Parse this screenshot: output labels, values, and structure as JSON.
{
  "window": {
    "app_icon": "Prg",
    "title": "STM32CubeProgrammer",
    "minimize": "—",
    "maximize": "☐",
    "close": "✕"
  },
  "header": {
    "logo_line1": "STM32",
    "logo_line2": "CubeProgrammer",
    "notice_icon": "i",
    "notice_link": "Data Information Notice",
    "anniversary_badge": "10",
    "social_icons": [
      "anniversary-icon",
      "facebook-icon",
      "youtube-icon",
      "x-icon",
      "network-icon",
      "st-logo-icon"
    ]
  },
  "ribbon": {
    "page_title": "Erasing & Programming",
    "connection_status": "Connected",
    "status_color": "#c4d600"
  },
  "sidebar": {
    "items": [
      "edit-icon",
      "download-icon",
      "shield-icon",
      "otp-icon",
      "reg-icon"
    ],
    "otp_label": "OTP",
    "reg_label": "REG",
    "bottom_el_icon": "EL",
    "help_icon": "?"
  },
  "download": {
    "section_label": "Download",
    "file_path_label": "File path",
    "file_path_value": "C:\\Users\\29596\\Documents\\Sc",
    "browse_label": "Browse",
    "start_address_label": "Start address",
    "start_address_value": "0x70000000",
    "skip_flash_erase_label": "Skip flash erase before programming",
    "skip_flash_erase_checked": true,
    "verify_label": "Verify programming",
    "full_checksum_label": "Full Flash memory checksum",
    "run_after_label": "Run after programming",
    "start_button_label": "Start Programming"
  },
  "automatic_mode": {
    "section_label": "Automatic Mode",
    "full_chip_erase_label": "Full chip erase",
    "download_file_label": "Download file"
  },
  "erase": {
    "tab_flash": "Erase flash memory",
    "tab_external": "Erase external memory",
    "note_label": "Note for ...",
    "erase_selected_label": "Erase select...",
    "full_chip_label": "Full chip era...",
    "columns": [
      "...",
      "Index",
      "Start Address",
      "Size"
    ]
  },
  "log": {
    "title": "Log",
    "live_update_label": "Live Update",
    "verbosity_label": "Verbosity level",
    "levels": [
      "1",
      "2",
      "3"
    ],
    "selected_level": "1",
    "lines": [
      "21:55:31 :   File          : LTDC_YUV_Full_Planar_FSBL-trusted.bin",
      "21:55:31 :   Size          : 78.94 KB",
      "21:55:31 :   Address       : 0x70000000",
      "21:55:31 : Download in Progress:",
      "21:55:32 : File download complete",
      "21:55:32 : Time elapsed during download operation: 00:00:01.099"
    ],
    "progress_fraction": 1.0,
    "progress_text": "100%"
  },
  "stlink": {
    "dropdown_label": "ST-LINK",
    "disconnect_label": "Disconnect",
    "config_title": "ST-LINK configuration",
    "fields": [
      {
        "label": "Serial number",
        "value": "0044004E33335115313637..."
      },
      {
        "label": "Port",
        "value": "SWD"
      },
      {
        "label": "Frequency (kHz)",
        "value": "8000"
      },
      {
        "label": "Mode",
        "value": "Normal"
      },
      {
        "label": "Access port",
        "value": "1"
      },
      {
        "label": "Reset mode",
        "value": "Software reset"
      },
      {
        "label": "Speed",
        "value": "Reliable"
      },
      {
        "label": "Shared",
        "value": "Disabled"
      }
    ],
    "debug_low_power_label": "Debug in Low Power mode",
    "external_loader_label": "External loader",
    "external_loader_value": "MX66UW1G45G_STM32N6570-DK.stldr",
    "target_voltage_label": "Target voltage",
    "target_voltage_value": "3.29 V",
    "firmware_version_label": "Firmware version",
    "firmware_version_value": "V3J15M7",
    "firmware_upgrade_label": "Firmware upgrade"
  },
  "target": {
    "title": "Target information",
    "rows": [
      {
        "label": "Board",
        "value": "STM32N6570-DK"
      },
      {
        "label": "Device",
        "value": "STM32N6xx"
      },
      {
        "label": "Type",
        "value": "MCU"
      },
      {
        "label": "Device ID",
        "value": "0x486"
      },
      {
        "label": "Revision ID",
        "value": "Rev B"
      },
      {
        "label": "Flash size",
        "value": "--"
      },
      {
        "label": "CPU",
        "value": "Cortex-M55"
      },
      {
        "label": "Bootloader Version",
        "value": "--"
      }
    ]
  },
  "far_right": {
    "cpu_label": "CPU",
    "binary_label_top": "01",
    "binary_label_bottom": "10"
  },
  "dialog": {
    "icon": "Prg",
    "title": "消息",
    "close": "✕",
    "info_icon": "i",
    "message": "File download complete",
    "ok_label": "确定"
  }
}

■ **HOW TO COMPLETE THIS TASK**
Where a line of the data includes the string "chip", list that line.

■ **SOLUTION TO THIS EXERCISE**
    "full_chip_erase_label": "Full chip erase",
    "full_chip_label": "Full chip era...",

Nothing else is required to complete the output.